[Dataset rows for apps and sites]
_ _ _ _ _ _ _
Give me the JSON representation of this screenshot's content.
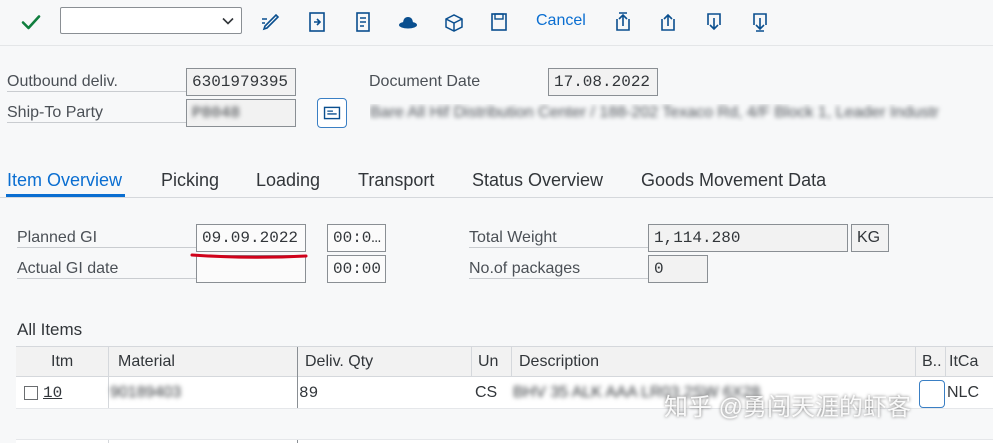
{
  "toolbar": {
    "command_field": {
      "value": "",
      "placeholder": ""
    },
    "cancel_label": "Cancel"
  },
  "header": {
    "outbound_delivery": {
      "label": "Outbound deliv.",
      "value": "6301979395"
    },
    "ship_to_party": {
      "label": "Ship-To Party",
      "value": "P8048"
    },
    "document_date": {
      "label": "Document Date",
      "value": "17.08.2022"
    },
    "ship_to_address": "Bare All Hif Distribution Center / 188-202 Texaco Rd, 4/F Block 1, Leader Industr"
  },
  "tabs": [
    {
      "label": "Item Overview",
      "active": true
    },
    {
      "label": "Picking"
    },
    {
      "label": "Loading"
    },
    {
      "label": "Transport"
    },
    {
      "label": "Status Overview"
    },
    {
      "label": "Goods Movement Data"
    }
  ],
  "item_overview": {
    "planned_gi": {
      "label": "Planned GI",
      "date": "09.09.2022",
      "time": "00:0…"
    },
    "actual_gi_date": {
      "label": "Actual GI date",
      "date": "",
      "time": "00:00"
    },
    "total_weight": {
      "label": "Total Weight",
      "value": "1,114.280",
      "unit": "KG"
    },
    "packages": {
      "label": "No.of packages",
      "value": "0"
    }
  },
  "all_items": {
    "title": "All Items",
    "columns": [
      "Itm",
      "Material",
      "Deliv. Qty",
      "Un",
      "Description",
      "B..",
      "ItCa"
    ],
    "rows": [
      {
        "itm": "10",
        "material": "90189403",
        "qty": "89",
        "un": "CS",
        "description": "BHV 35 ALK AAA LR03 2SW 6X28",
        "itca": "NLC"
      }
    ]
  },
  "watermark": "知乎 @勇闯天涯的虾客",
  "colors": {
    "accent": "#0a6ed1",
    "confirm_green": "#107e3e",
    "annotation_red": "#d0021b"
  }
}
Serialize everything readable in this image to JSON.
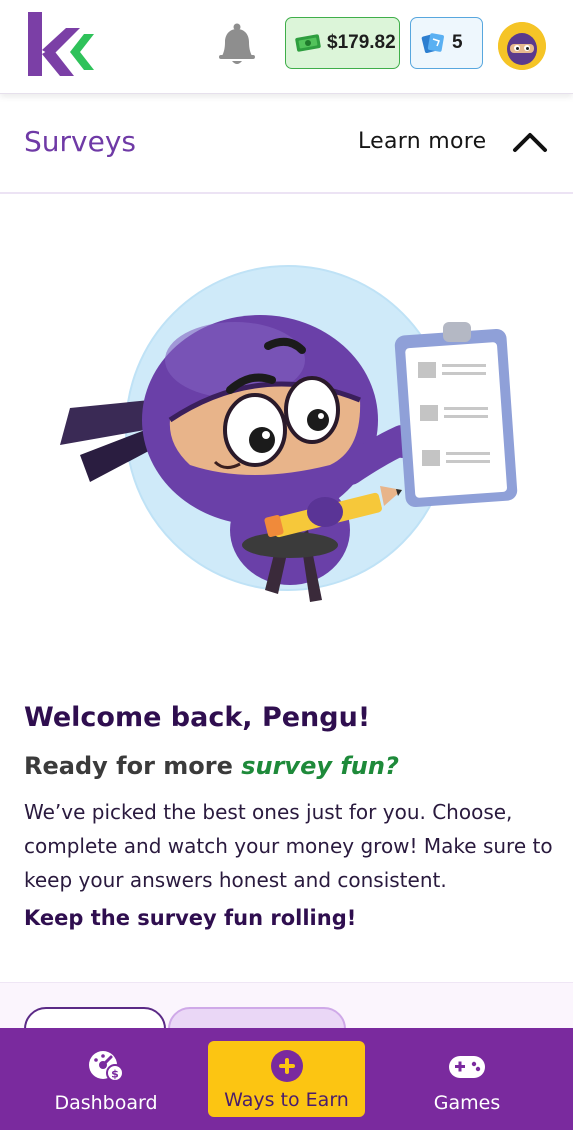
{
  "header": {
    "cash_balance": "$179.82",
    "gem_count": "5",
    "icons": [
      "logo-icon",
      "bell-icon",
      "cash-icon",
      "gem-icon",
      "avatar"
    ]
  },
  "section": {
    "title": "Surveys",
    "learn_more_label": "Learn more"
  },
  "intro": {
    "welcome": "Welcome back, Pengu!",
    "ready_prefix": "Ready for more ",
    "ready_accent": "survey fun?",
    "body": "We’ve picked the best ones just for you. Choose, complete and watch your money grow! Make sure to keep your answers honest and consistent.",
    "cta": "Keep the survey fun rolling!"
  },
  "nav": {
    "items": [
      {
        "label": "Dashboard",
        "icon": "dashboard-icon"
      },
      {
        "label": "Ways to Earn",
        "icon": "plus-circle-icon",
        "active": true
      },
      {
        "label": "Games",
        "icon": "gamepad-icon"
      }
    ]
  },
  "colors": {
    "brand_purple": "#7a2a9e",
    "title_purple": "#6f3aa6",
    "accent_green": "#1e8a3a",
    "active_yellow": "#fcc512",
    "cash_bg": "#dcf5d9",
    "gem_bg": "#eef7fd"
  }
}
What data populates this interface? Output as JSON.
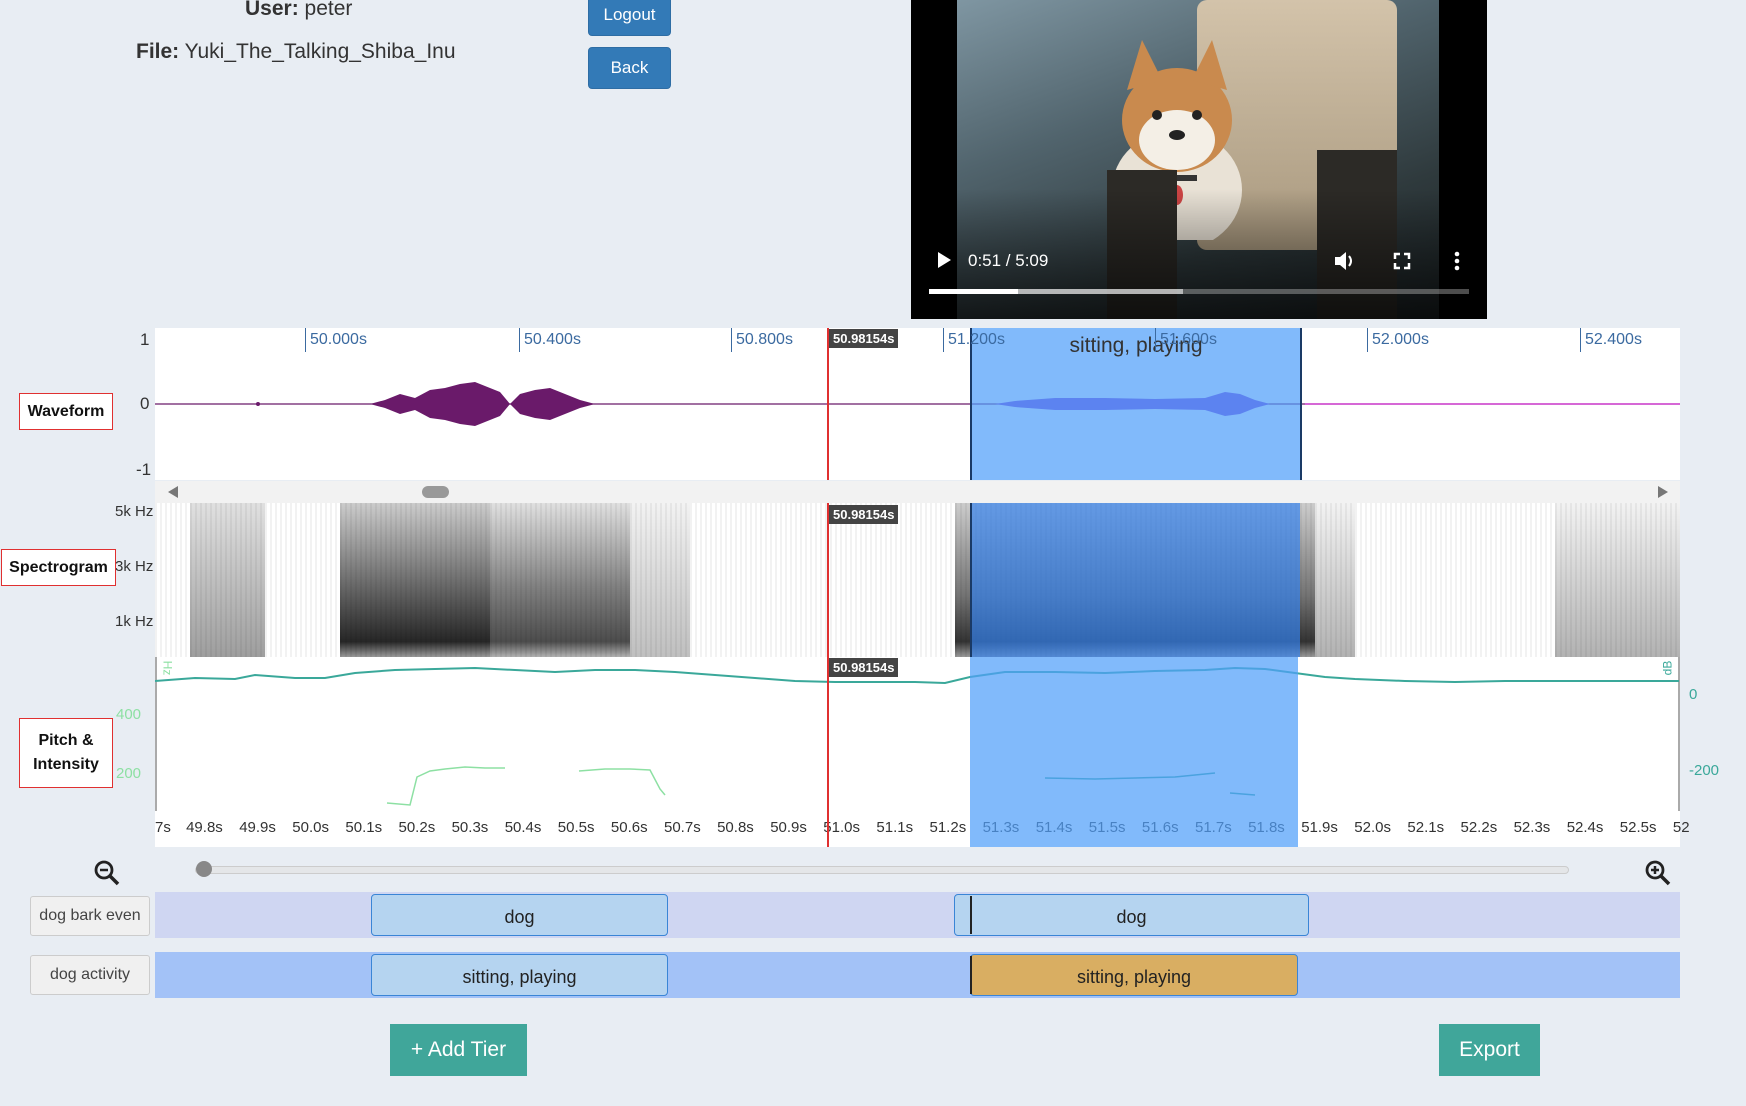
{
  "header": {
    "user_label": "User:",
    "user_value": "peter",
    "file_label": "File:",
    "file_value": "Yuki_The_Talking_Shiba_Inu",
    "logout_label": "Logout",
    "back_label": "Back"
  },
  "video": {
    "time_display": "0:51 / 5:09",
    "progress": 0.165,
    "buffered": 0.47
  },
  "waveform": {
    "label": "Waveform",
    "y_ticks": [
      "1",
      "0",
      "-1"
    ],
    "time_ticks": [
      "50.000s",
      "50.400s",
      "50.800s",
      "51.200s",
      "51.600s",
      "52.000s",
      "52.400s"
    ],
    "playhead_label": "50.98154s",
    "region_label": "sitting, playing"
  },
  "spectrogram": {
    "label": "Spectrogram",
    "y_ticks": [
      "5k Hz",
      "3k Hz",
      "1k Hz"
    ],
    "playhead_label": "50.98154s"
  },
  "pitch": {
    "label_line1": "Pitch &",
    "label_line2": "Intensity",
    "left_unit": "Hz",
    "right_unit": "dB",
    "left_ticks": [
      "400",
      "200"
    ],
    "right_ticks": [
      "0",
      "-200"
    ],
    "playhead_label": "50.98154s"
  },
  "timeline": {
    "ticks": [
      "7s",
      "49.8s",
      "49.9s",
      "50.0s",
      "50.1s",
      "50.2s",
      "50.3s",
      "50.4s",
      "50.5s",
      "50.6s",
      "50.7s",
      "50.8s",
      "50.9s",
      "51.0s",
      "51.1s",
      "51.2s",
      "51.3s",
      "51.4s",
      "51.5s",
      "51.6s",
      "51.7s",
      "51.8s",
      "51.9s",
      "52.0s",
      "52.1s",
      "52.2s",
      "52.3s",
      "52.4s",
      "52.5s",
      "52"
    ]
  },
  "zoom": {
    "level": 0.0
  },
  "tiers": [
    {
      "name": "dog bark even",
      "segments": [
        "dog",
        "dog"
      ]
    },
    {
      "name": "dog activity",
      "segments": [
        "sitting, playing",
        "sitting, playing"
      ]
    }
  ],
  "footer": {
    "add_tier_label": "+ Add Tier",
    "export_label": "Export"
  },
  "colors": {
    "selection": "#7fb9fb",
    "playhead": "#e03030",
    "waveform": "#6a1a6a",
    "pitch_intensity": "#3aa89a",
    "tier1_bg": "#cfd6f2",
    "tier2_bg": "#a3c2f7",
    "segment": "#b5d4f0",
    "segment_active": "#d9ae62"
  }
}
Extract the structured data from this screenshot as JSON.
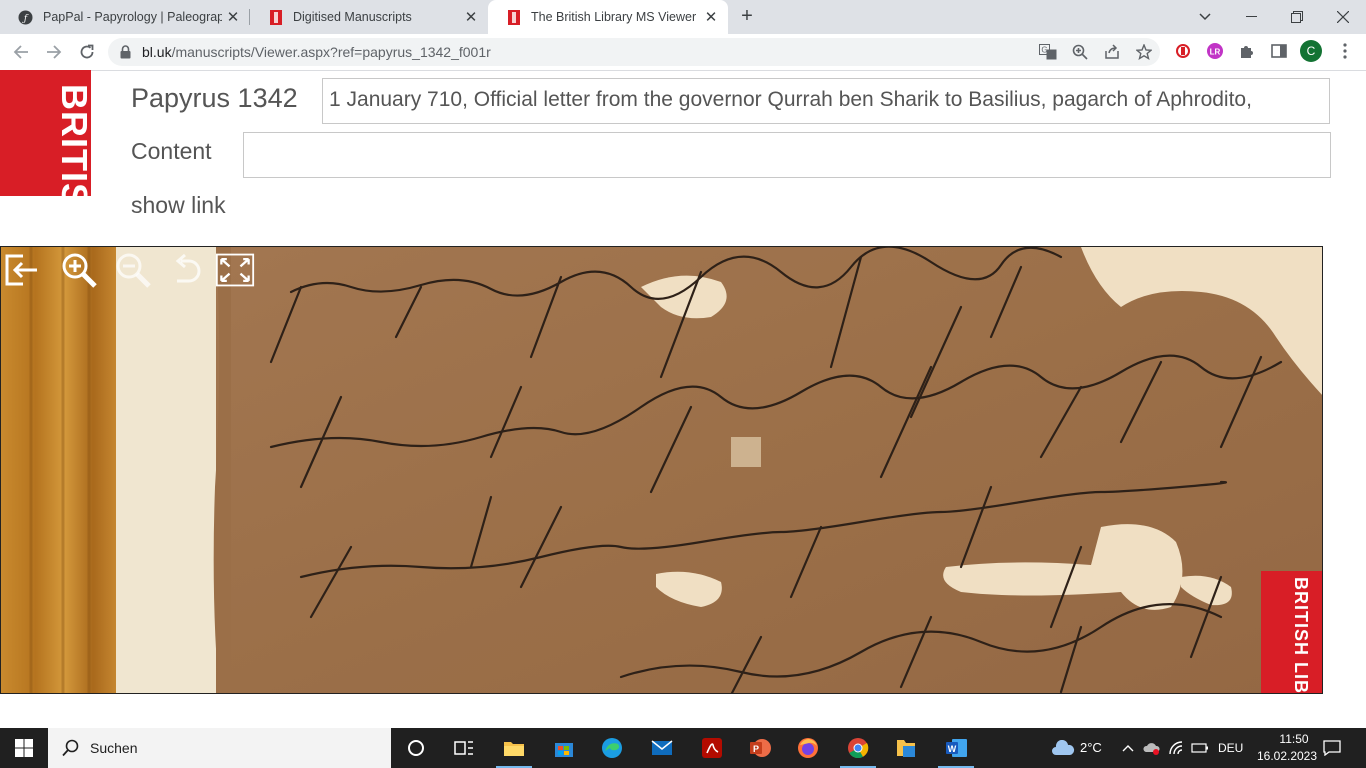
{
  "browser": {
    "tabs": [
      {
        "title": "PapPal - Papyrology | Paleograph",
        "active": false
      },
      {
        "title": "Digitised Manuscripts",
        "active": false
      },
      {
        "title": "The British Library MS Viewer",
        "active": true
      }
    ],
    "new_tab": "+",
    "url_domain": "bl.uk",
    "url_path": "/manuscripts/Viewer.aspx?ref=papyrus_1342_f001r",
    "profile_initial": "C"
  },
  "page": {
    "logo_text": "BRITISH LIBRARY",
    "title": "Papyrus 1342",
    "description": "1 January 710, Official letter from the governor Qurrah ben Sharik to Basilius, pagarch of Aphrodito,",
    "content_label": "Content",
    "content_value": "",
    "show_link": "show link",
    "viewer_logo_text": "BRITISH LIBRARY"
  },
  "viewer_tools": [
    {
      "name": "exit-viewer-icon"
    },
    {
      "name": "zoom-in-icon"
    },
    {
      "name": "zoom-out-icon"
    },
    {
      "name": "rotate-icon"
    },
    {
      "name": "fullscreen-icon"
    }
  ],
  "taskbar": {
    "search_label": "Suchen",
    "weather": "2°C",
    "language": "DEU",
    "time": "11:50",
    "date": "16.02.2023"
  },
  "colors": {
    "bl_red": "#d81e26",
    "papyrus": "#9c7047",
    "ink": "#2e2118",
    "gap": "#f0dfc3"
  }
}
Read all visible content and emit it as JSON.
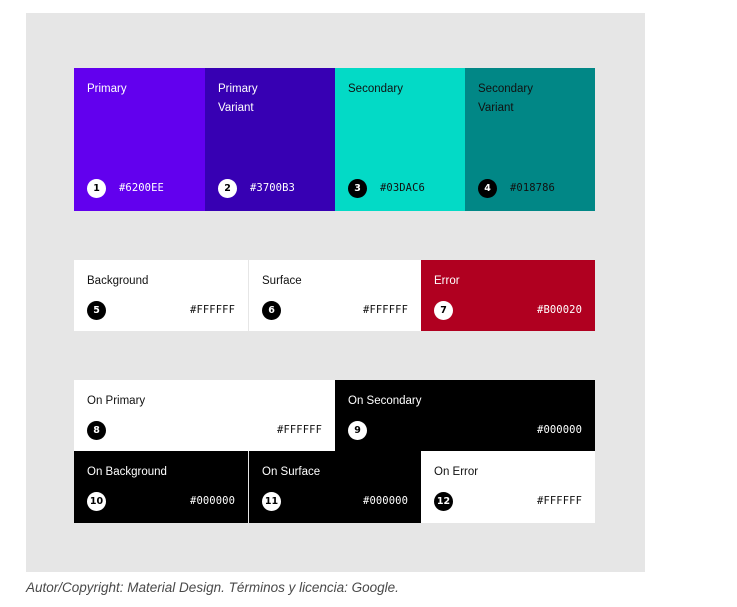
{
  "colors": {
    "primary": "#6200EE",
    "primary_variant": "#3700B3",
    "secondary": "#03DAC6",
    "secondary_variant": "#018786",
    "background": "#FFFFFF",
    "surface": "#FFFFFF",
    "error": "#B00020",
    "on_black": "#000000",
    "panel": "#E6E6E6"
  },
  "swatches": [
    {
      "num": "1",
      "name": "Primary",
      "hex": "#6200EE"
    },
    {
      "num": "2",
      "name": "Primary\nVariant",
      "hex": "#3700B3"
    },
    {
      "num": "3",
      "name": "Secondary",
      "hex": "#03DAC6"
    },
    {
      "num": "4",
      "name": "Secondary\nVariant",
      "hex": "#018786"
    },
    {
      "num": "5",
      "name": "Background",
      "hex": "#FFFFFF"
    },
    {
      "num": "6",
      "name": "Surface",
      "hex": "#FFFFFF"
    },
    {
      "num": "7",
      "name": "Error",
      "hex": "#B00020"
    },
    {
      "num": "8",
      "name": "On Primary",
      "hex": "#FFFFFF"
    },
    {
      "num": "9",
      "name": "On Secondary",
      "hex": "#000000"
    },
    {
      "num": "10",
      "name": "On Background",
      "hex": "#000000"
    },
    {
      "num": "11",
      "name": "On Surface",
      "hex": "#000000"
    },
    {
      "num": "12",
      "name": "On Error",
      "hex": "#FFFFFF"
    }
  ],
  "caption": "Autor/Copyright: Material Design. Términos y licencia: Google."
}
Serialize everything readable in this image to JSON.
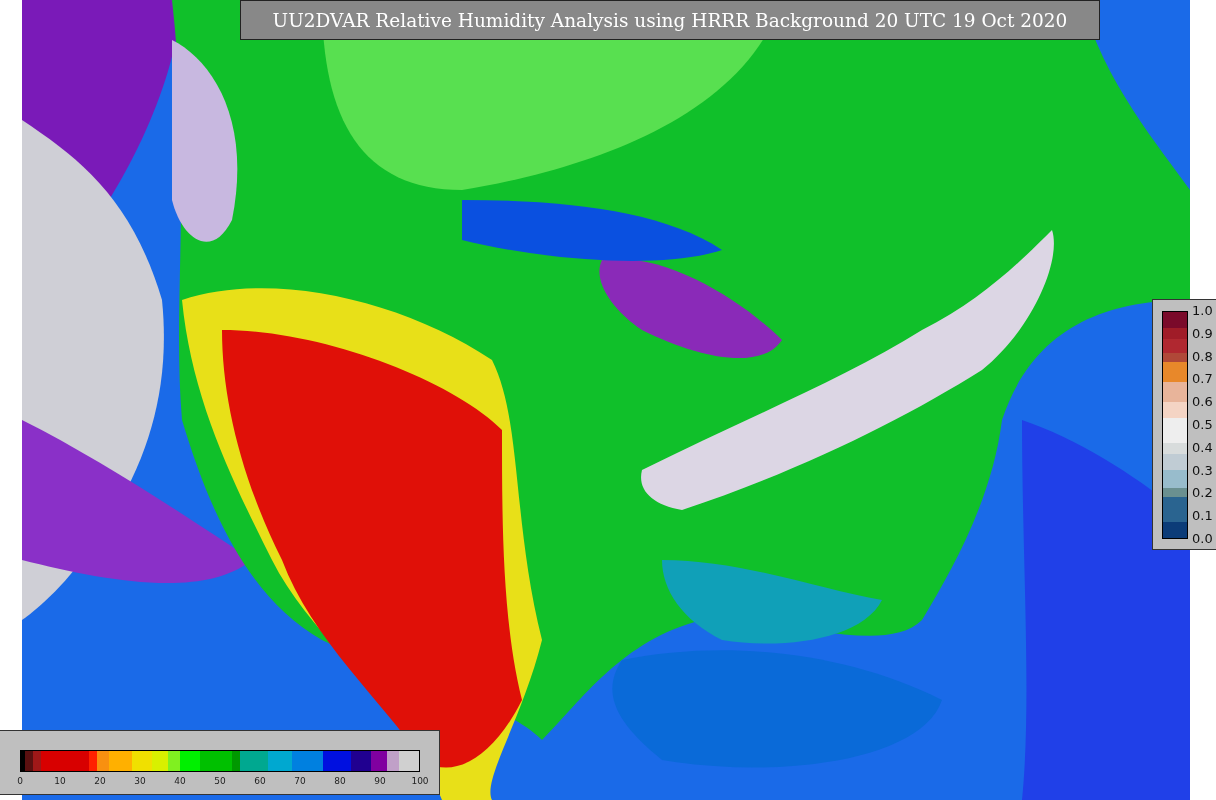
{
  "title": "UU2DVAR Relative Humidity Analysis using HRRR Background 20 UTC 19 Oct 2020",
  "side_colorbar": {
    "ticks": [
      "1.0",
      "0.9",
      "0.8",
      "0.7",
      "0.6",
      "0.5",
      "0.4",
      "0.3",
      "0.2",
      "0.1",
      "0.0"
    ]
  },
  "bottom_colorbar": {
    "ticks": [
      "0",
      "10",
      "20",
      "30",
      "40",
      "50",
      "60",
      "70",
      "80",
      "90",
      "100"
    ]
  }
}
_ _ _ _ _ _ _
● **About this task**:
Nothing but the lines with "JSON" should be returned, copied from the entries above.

● **Answer space**:
Give me the JSON representation of this screenshot's content.
Serialize everything readable in this image to JSON.
What data populates this interface? Output as JSON.
Extract the structured data from this screenshot as JSON.
Read all visible content and emit it as JSON.
Serialize everything readable in this image to JSON.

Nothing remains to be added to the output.